Many of us are searching for “the one,” wondering if we’ve found them, if we ever will, and how we would know if we did. It is an awful lot of pressure, finding that one perfect match. One of the most meaningful conversations I ever had on this topic was with my hairdresser. She told me she did not believe in soulmates. Instead, she believed in lifemates. Instead of just one person to move you, to shape your thoughts and your heart, there could be many. One may come into your life, even if for the most fleeting of moments, to bear witness to your life, to teach you of any number of things. It could be love, but it could also be loss and forgiveness. The idea of lifemates is one of the most profound concepts in love and relationships I’ve yet to come across.
I recall a great heartache years ago spurred by what in my mind was a betrayal. I was riddled with anger and hurt. I felt rejected and that there could be no good men left in the world. At those times of intense pain, such a broad and sweeping statement hardly seemed silly at all. That was until I met someone who was truly remarkable. He was one of the good guys. Smart, funny, and most of all, kind. He was one of those whose soul you just knew was pure. He allowed me to believe in the goodness of men again. While I came to highly value the friendship we had, in time it ended as many cross-sex relationships often do. Namely, he started dating someone. Certainly, I would have never considered it appropriate for our friendship to continue as it had in the past out of respect for his new relationship.
Though initially the loss was a very sad one, it also reminded me of his purpose in my life at the time that I met him. He taught me many things, but namely, of goodness. And while I would have liked to have kept him in my life, I came to realize a freeing reality. He too was one of my lifemates. He entered at a time when I was very angry and resentful, and brought some much needed joy and laughter to my life. Hence, while his exit was difficult, a belief in this concept of lifemates was liberating. It allowed him to have a special place in my life forever, without his stay needing to be as such. Should things have turned out differently between us, whose to say this ending wasn’t the most civil of others possible anyway?
It is a challenge to think in these ways. Typically in various relationships there is dating, a breakup, maybe even a rebound. There is crying, anger, sadness, shock, any number of emotions related to the experience of loss and grief. But often seeing my female therapy clients struggle with the heartache of loss for years, I propose a new way of looking at it.
Why let go entirely, and stamp out every trace of a guy? Why keep none of the good and focus on the bad in an attempt to hate him and move on? This only ends up paining ourselves in the end.

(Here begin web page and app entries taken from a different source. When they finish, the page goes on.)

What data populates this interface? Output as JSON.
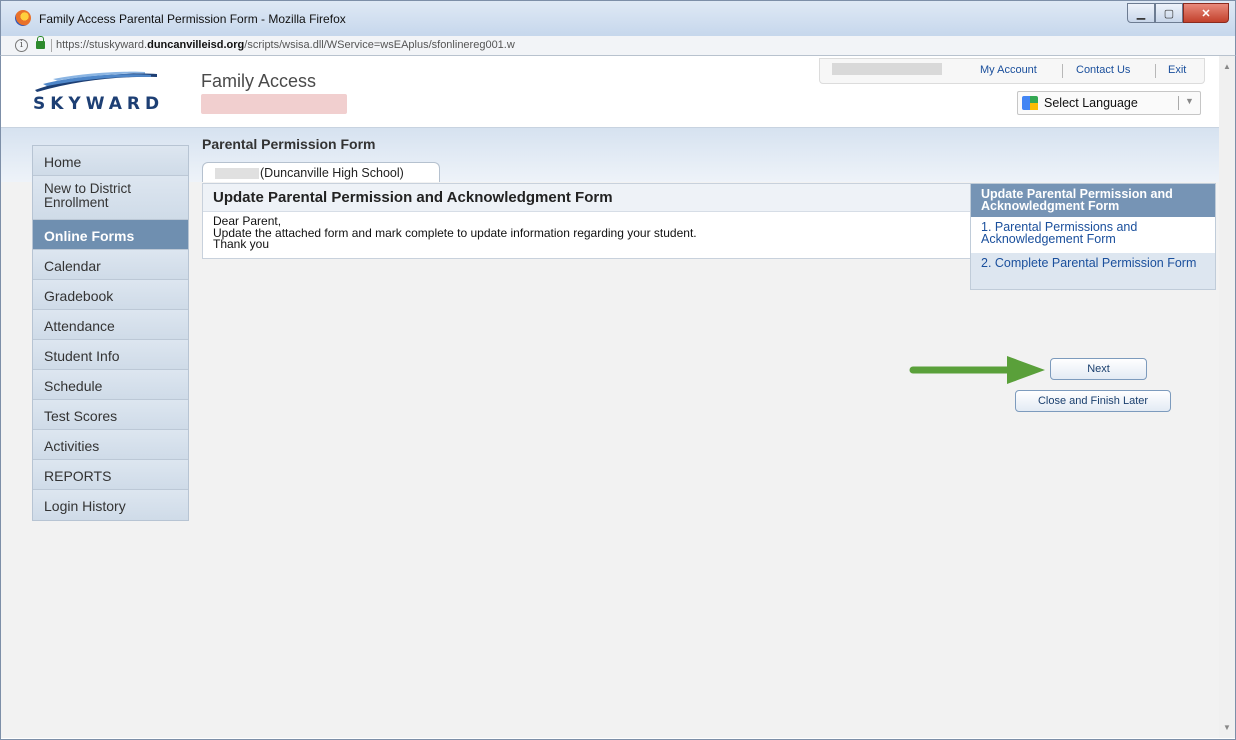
{
  "window": {
    "title": "Family Access Parental Permission Form - Mozilla Firefox",
    "minimize": "▁",
    "maximize": "▢",
    "close": "✕"
  },
  "browser": {
    "url_prefix": "https://stuskyward.",
    "url_domain": "duncanvilleisd.org",
    "url_path": "/scripts/wsisa.dll/WService=wsEAplus/sfonlinereg001.w"
  },
  "header": {
    "logo_text": "SKYWARD",
    "app_title": "Family Access",
    "links": [
      "My Account",
      "Contact Us",
      "Exit"
    ],
    "language_label": "Select Language",
    "language_arrow": "▼"
  },
  "sidebar": {
    "items": [
      {
        "label": "Home"
      },
      {
        "label": "New to District\nEnrollment"
      },
      {
        "label": "Online Forms"
      },
      {
        "label": "Calendar"
      },
      {
        "label": "Gradebook"
      },
      {
        "label": "Attendance"
      },
      {
        "label": "Student Info"
      },
      {
        "label": "Schedule"
      },
      {
        "label": "Test Scores"
      },
      {
        "label": "Activities"
      },
      {
        "label": "REPORTS"
      },
      {
        "label": "Login History"
      }
    ]
  },
  "main": {
    "page_title": "Parental Permission Form",
    "tab_label": "(Duncanville High School)",
    "panel_title": "Update Parental Permission and Acknowledgment Form",
    "body_lines": [
      "Dear Parent,",
      "Update the attached form and mark complete to update information regarding your student.",
      "Thank you"
    ]
  },
  "steps": {
    "header": "Update Parental Permission and Acknowledgment Form",
    "items": [
      "1. Parental Permissions and Acknowledgement Form",
      "2. Complete Parental Permission Form"
    ]
  },
  "buttons": {
    "next": "Next",
    "close_later": "Close and Finish Later"
  },
  "colors": {
    "accent": "#7694b5",
    "active_nav": "#6f8fb0",
    "link": "#1a4f9c",
    "arrow": "#5aa03a"
  }
}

Resentment after all is a bitter poison that we drink that does nothing to affect he who has wronged us. What if then we let go of the notion that he was our one and only? Instead we may embrace the fact that he may have just been one of the many sages to light our path in the journey of life. Moving from the idea of soulmates to lifemates ultimately brings us more hope and less pain. We need not cling desperately to one person, living in fear of loss or rejection. We need not even worry that we missed him entirely, that we ignored a “sign,” or lost our chance. In opening our hearts as widely as we can, we can only allow in more love and compassion, for little is the possibility that in caring we ever truly lose out.